The program is distributed in the States by American Public Media.

Connection to community important to "New Muslim Cool," report details

"New Muslim Cool: Engaging Stakeholders in the Filmmaking Process" is the latest Public Media 2.0 Field Report from the Center for Social Media at American University. The ongoing series of case studies, funded by the Ford Foundation's Future of Public Media project, focuses on participatory and multiplatform work. "From development to production to distribution and outreach, all stages of this media project are characterized by a strong connection to the community portrayed in the film," the Muslim hip-hop world, according to the report. Find out the challenges overcome and creative approaches used in the PBS film here (PDF).

APTS names Thompson interim president

Lonna Thompson will serve as interim president and CEO of the Association of Public Television Stations in the wake of Larry Sidman's departure (Current, March 14). The Board of Trustees approved the appointment effective today. Thompson also will continue in her current role of executive veep and general counsel for APTS.

Car rams through wall at WPBS in northern New York

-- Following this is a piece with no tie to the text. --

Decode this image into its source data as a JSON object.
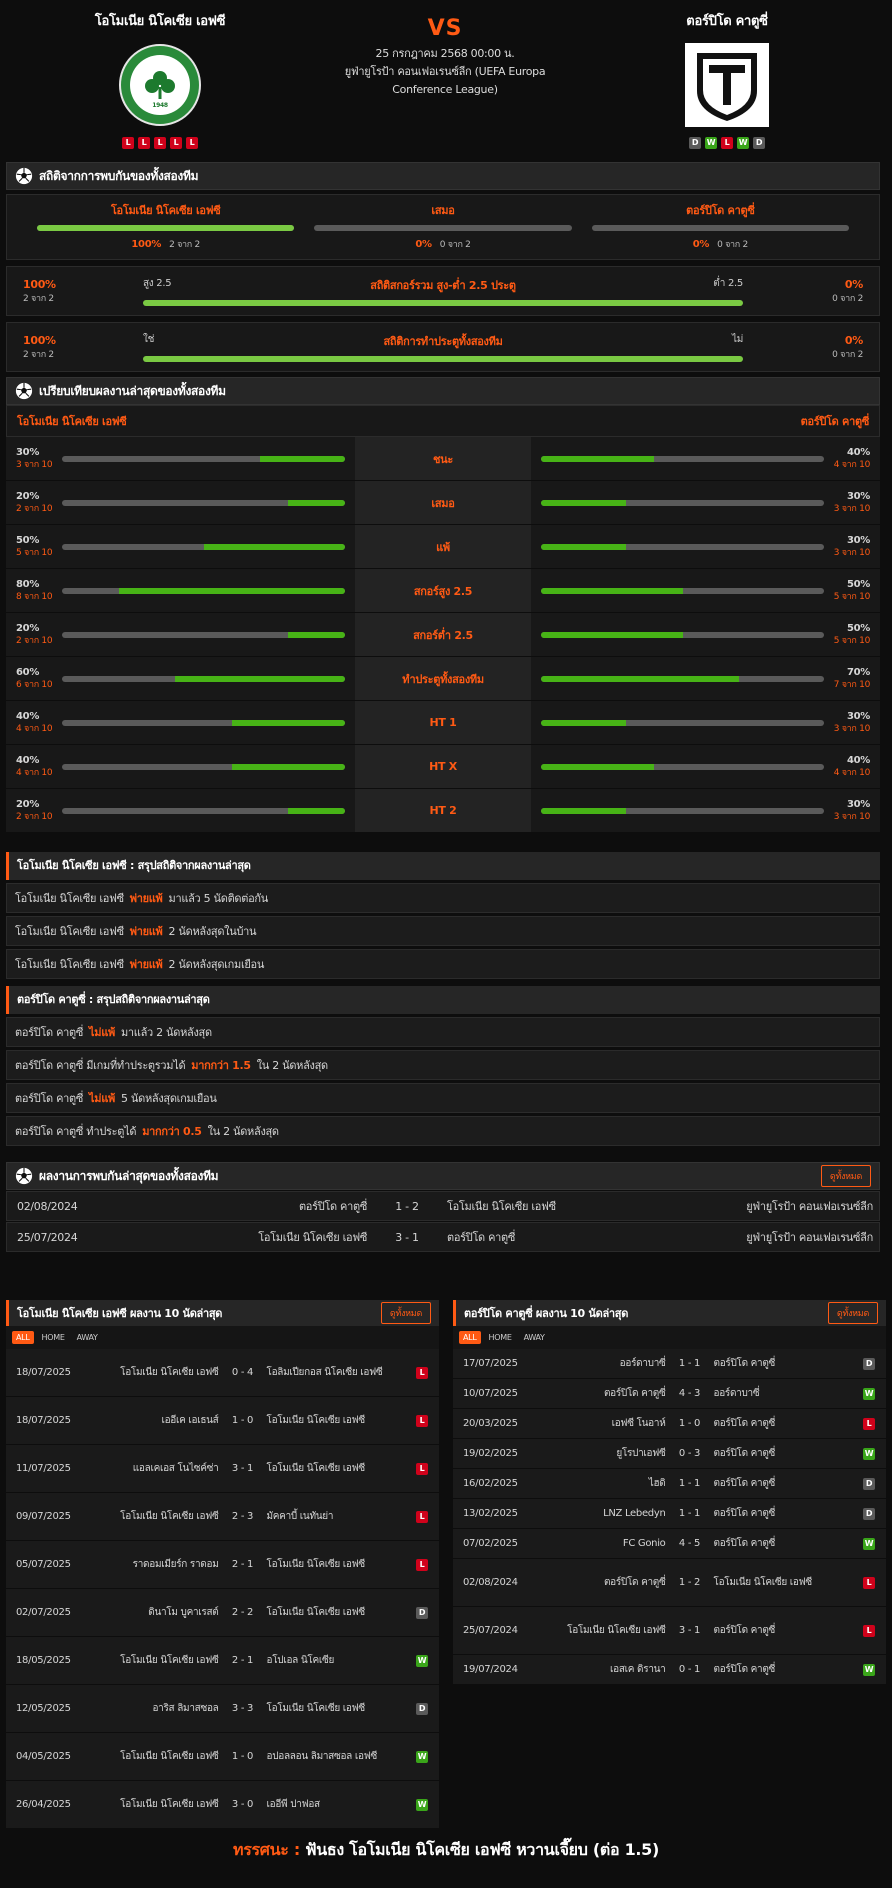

WPBS in Watertown, N.Y., got a jolt early last Saturday when a car crashed through one of its walls, reports, a northern New York news site. Fortunately, no one was inside the station. A 19-year-old was driving by the station at 4:27 a.m. when, he told police, he swerved to avoid a dog. The car veered into oncoming traffic, struck a curb, went airborne and landed in the side of the PBS affiliate's building. Timothy Ames, director of technology and chief engineer at the station, told Current no word yet on costs to repair the damage. The driver was treated for a leg injury and charged with failure to keep right and driving at an unreasonable speed.